The consolidated audit trail would also be nice, however; I would dearly love to have access to such a thing in some of the work I do . . .

youngandhealthy's picture

Agree Mr Poon. That has been my take since 7th of May besides go for open pit trading only.

redpill's picture

The Axis of Evil Scapegoats:

1. Snow

2. China

3. Waddell & Reed

NOTW777's picture

waddell & reed???? what happened

MarketTruth's picture

Don't look at me, i went long Frozen Orange Juice Concntrait due to, -XaX rXepXoXrXtX- a hunch i got a day before the official release ;)

Lionhead's picture

Their report is no longer relevant in the zombie US stock market. It died on the day of the flash crash. The daily levitations & manipulations lead no rational investor with any basis to invest in it other than the obvious ponzi scheme that is the US. They run the risk of being trapped inside the scheme as no one is allowed to sell or the market is simply shut down. With the government in control, they can change the rules to suit the situation or the sellers can face recriminations of the governments device.

The banking cartel controls the US gov't, the gov't runs the stock, bond & commodity markets & that is the sad reality of the "free & fair markets" & economic state the US is in.

Caviar Emptor's picture

Also missing from report is any attempt to answer: "what caused the flash crash?". 

The whole report is an attempt to bury the one true fact: the market went bidless. Nothing technical about that. 

What that says however is that what you see as "the market" for any given equity at any moment is phony. Bids are mostly algorithmic ghosts programmed to disappear as soon as sell orders get flashed to them prior to being crossed. Market structure as it exists failed the "stress test" of a real geopolitical turmoil. 

ThirdCoastSurfer's picture

With permission:

"(Orders) are mostly algorithmic ghosts programmed to disappear as soon as (a desired result) get flashed to them prior to being crossed." Retail traders and other weak hands are easily distinguished by the exchanges they are limited to for market submission, but not execution!

Caviar Emptor's picture

But that's insufficient to compensate a large sell wave. It's the whole reason why the original markets were setup with specialists and market makers: to provide liquidity in bidless situations (which happens often). In the flash crash, it was nearly the whole market that went bidless. In the report one of the recommendations that tells it all is the suggestion that market makers up the ante and provide More liquidity. Clearly that mechanism failed under HFT. No surprise. They ain't stupid. 

Matxeu's picture

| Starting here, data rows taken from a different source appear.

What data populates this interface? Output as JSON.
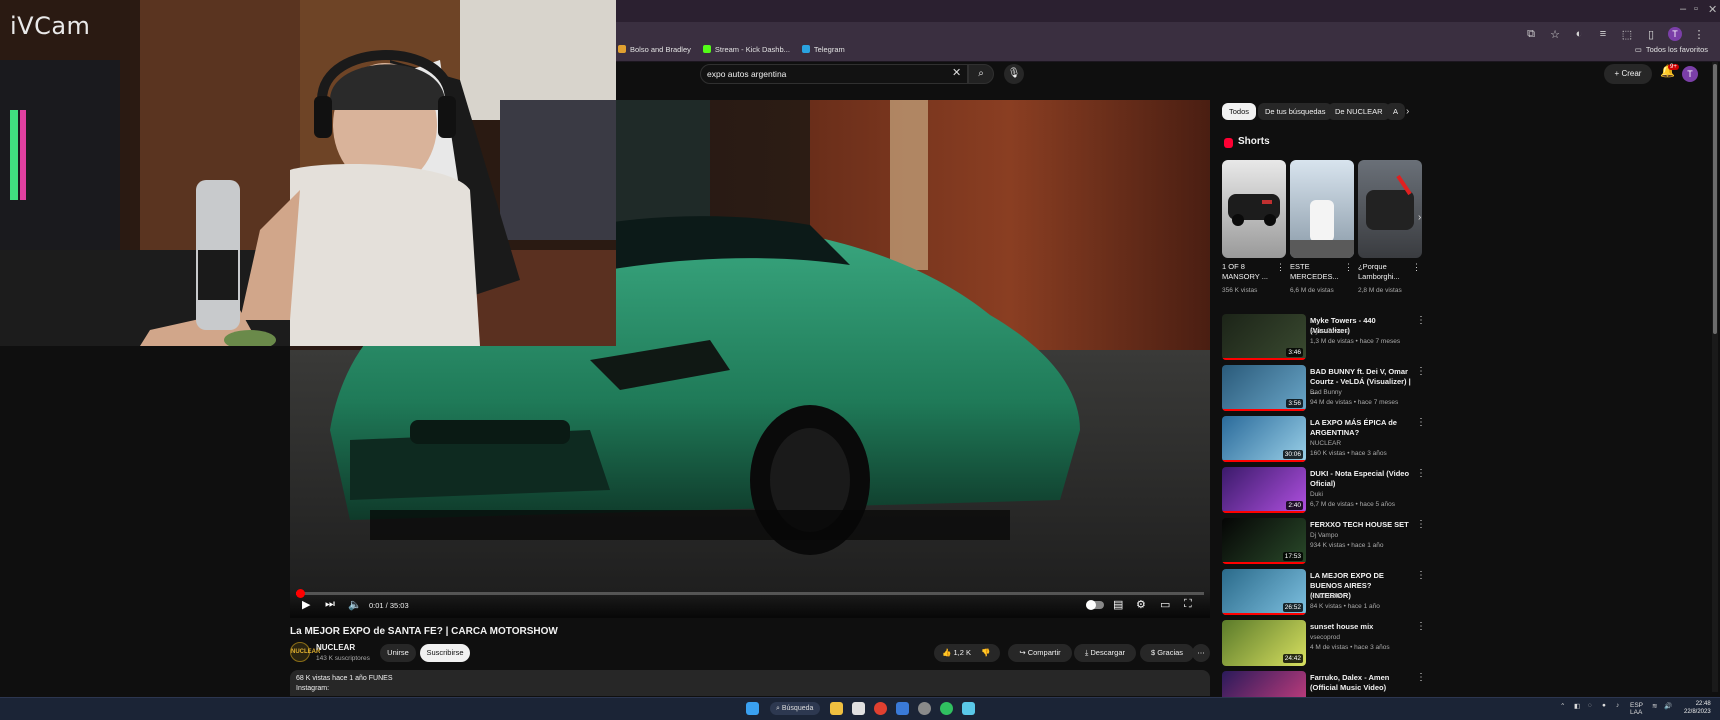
{
  "app": {
    "overlay_logo": "iVCam"
  },
  "browser": {
    "bookmarks": [
      {
        "label": "Bolso and Bradley",
        "color": "#e0a030"
      },
      {
        "label": "Stream - Kick Dashb...",
        "color": "#53fc18"
      },
      {
        "label": "Telegram",
        "color": "#2aa3e0"
      }
    ],
    "all_bookmarks_label": "Todos los favoritos",
    "profile_initial": "T"
  },
  "header": {
    "search_value": "expo autos argentina",
    "create_label": "Crear",
    "notif_count": "9+",
    "avatar_initial": "T"
  },
  "player": {
    "progress_fraction": 0.0005,
    "time_label": "0:01 / 35:03"
  },
  "video": {
    "title": "La MEJOR EXPO de SANTA FE? | CARCA MOTORSHOW",
    "channel_name": "NUCLEAR",
    "channel_subs": "143 K suscriptores",
    "channel_avatar_text": "NUCLEAR",
    "join_label": "Unirse",
    "subscribe_label": "Suscribirse",
    "like_count": "1,2 K",
    "share_label": "Compartir",
    "download_label": "Descargar",
    "thanks_label": "Gracias",
    "desc_stats": "68 K vistas  hace 1 año  FUNES",
    "desc_line2": "Instagram:"
  },
  "sidebar": {
    "chips": [
      "Todos",
      "De tus búsquedas",
      "De NUCLEAR",
      "A"
    ],
    "shorts_label": "Shorts",
    "shorts": [
      {
        "title": "1 OF 8 MANSORY ...",
        "views": "356 K vistas"
      },
      {
        "title": "ESTE MERCEDES...",
        "views": "6,6 M de vistas"
      },
      {
        "title": "¿Porque Lamborghi...",
        "views": "2,8 M de vistas"
      }
    ],
    "recommendations": [
      {
        "title": "Myke Towers - 440 (Visualizer)",
        "channel": "Myke Towers",
        "meta": "1,3 M de vistas • hace 7 meses",
        "duration": "3:46",
        "colors": [
          "#1c2418",
          "#3a4a30"
        ]
      },
      {
        "title": "BAD BUNNY ft. Dei V, Omar Courtz - VeLDÁ (Visualizer) | ...",
        "channel": "Bad Bunny",
        "meta": "94 M de vistas • hace 7 meses",
        "duration": "3:56",
        "colors": [
          "#2a5a7a",
          "#6aa6c8"
        ]
      },
      {
        "title": "LA EXPO MÁS ÉPICA de ARGENTINA?",
        "channel": "NUCLEAR",
        "meta": "160 K vistas • hace 3 años",
        "duration": "30:06",
        "colors": [
          "#2a6a9a",
          "#9ad0e8"
        ]
      },
      {
        "title": "DUKI - Nota Especial (Video Oficial)",
        "channel": "Duki",
        "meta": "6,7 M de vistas • hace 5 años",
        "duration": "2:40",
        "colors": [
          "#3a1a6a",
          "#b050e0"
        ]
      },
      {
        "title": "FERXXO TECH HOUSE SET",
        "channel": "Dj Vampo",
        "meta": "934 K vistas • hace 1 año",
        "duration": "17:53",
        "colors": [
          "#050505",
          "#2a4a2a"
        ]
      },
      {
        "title": "LA MEJOR EXPO DE BUENOS AIRES? (INTERIOR)",
        "channel": "NUCLEAR",
        "meta": "84 K vistas • hace 1 año",
        "duration": "26:52",
        "colors": [
          "#2a6a8a",
          "#7ec0e0"
        ]
      },
      {
        "title": "sunset house mix",
        "channel": "vsecoprod",
        "meta": "4 M de vistas • hace 3 años",
        "duration": "24:42",
        "colors": [
          "#5a7a2a",
          "#d8e060"
        ]
      },
      {
        "title": "Farruko, Dalex - Amen (Official Music Video)",
        "channel": "",
        "meta": "",
        "duration": "",
        "colors": [
          "#2a1a5a",
          "#d04080"
        ]
      }
    ]
  },
  "taskbar": {
    "search_label": "Búsqueda",
    "lang": "ESP",
    "lang2": "LAA",
    "time": "22:48",
    "date": "22/8/2023"
  }
}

A nice day for some regulatory capture, anyone.

RobotTrader's picture

USO just had a flash crash about an hour ago....

Caviar Emptor's picture

Yeah. So did front month. Can you spell manipulation? :-)

NOTW777's picture

maybe AAPL next